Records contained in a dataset
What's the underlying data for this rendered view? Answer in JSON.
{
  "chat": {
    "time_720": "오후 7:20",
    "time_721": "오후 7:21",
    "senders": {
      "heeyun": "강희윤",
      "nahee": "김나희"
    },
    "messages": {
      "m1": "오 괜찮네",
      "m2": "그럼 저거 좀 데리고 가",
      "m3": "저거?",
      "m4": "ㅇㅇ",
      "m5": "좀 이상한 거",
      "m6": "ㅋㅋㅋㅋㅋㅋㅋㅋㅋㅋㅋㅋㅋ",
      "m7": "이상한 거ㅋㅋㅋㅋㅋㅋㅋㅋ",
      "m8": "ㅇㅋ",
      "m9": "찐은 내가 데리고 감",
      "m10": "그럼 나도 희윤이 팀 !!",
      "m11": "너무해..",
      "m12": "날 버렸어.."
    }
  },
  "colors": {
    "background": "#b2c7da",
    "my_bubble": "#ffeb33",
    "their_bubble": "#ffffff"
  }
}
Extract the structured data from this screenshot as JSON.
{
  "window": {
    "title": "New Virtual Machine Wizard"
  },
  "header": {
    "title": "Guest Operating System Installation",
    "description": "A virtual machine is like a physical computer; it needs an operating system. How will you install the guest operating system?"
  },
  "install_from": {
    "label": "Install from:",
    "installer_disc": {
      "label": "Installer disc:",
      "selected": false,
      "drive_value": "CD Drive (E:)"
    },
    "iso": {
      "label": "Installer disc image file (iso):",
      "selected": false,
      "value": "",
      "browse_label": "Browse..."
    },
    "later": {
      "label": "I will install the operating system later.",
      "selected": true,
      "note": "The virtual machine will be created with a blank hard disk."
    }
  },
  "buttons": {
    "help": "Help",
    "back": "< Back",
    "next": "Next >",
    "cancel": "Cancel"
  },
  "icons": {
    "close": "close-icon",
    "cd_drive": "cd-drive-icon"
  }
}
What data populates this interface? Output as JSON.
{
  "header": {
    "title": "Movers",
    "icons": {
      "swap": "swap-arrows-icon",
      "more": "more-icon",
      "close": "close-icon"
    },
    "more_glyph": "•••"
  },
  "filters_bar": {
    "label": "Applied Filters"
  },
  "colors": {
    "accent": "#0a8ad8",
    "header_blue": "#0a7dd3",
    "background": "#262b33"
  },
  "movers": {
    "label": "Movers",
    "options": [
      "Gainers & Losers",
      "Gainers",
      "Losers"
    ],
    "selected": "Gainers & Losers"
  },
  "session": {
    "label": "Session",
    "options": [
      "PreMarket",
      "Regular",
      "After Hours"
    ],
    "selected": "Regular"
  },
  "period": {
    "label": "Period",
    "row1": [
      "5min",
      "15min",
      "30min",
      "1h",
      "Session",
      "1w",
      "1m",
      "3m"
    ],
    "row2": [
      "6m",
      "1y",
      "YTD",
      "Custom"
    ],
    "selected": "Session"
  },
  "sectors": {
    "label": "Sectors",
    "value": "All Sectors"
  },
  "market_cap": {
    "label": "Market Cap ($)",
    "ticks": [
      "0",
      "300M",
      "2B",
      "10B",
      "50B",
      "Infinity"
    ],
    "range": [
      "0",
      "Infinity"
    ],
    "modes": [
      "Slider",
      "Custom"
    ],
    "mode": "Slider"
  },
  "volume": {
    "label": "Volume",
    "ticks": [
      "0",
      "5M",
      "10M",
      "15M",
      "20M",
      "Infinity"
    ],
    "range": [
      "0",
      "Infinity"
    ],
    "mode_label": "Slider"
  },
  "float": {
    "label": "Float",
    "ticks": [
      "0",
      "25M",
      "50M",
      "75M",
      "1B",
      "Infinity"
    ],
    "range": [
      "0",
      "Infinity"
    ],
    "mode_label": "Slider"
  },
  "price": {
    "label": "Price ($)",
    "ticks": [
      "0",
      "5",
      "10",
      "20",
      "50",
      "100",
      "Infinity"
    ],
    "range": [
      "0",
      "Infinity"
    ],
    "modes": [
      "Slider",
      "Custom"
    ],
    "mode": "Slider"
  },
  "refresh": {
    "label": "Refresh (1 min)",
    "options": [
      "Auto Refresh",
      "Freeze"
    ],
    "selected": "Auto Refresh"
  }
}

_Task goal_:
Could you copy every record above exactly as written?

_Result of the exercise_:
What's the underlying data for this rendered view? Answer in JSON.
{
  "chat": {
    "time_720": "오후 7:20",
    "time_721": "오후 7:21",
    "senders": {
      "heeyun": "강희윤",
      "nahee": "김나희"
    },
    "messages": {
      "m1": "오 괜찮네",
      "m2": "그럼 저거 좀 데리고 가",
      "m3": "저거?",
      "m4": "ㅇㅇ",
      "m5": "좀 이상한 거",
      "m6": "ㅋㅋㅋㅋㅋㅋㅋㅋㅋㅋㅋㅋㅋ",
      "m7": "이상한 거ㅋㅋㅋㅋㅋㅋㅋㅋ",
      "m8": "ㅇㅋ",
      "m9": "찐은 내가 데리고 감",
      "m10": "그럼 나도 희윤이 팀 !!",
      "m11": "너무해..",
      "m12": "날 버렸어.."
    }
  },
  "colors": {
    "background": "#b2c7da",
    "my_bubble": "#ffeb33",
    "their_bubble": "#ffffff"
  }
}
Extract the structured data from this screenshot as JSON.
{
  "window": {
    "title": "New Virtual Machine Wizard"
  },
  "header": {
    "title": "Guest Operating System Installation",
    "description": "A virtual machine is like a physical computer; it needs an operating system. How will you install the guest operating system?"
  },
  "install_from": {
    "label": "Install from:",
    "installer_disc": {
      "label": "Installer disc:",
      "selected": false,
      "drive_value": "CD Drive (E:)"
    },
    "iso": {
      "label": "Installer disc image file (iso):",
      "selected": false,
      "value": "",
      "browse_label": "Browse..."
    },
    "later": {
      "label": "I will install the operating system later.",
      "selected": true,
      "note": "The virtual machine will be created with a blank hard disk."
    }
  },
  "buttons": {
    "help": "Help",
    "back": "< Back",
    "next": "Next >",
    "cancel": "Cancel"
  },
  "icons": {
    "close": "close-icon",
    "cd_drive": "cd-drive-icon"
  }
}
What data populates this interface? Output as JSON.
{
  "header": {
    "title": "Movers",
    "icons": {
      "swap": "swap-arrows-icon",
      "more": "more-icon",
      "close": "close-icon"
    },
    "more_glyph": "•••"
  },
  "filters_bar": {
    "label": "Applied Filters"
  },
  "colors": {
    "accent": "#0a8ad8",
    "header_blue": "#0a7dd3",
    "background": "#262b33"
  },
  "movers": {
    "label": "Movers",
    "options": [
      "Gainers & Losers",
      "Gainers",
      "Losers"
    ],
    "selected": "Gainers & Losers"
  },
  "session": {
    "label": "Session",
    "options": [
      "PreMarket",
      "Regular",
      "After Hours"
    ],
    "selected": "Regular"
  },
  "period": {
    "label": "Period",
    "row1": [
      "5min",
      "15min",
      "30min",
      "1h",
      "Session",
      "1w",
      "1m",
      "3m"
    ],
    "row2": [
      "6m",
      "1y",
      "YTD",
      "Custom"
    ],
    "selected": "Session"
  },
  "sectors": {
    "label": "Sectors",
    "value": "All Sectors"
  },
  "market_cap": {
    "label": "Market Cap ($)",
    "ticks": [
      "0",
      "300M",
      "2B",
      "10B",
      "50B",
      "Infinity"
    ],
    "range": [
      "0",
      "Infinity"
    ],
    "modes": [
      "Slider",
      "Custom"
    ],
    "mode": "Slider"
  },
  "volume": {
    "label": "Volume",
    "ticks": [
      "0",
      "5M",
      "10M",
      "15M",
      "20M",
      "Infinity"
    ],
    "range": [
      "0",
      "Infinity"
    ],
    "mode_label": "Slider"
  },
  "float": {
    "label": "Float",
    "ticks": [
      "0",
      "25M",
      "50M",
      "75M",
      "1B",
      "Infinity"
    ],
    "range": [
      "0",
      "Infinity"
    ],
    "mode_label": "Slider"
  },
  "price": {
    "label": "Price ($)",
    "ticks": [
      "0",
      "5",
      "10",
      "20",
      "50",
      "100",
      "Infinity"
    ],
    "range": [
      "0",
      "Infinity"
    ],
    "modes": [
      "Slider",
      "Custom"
    ],
    "mode": "Slider"
  },
  "refresh": {
    "label": "Refresh (1 min)",
    "options": [
      "Auto Refresh",
      "Freeze"
    ],
    "selected": "Auto Refresh"
  }
}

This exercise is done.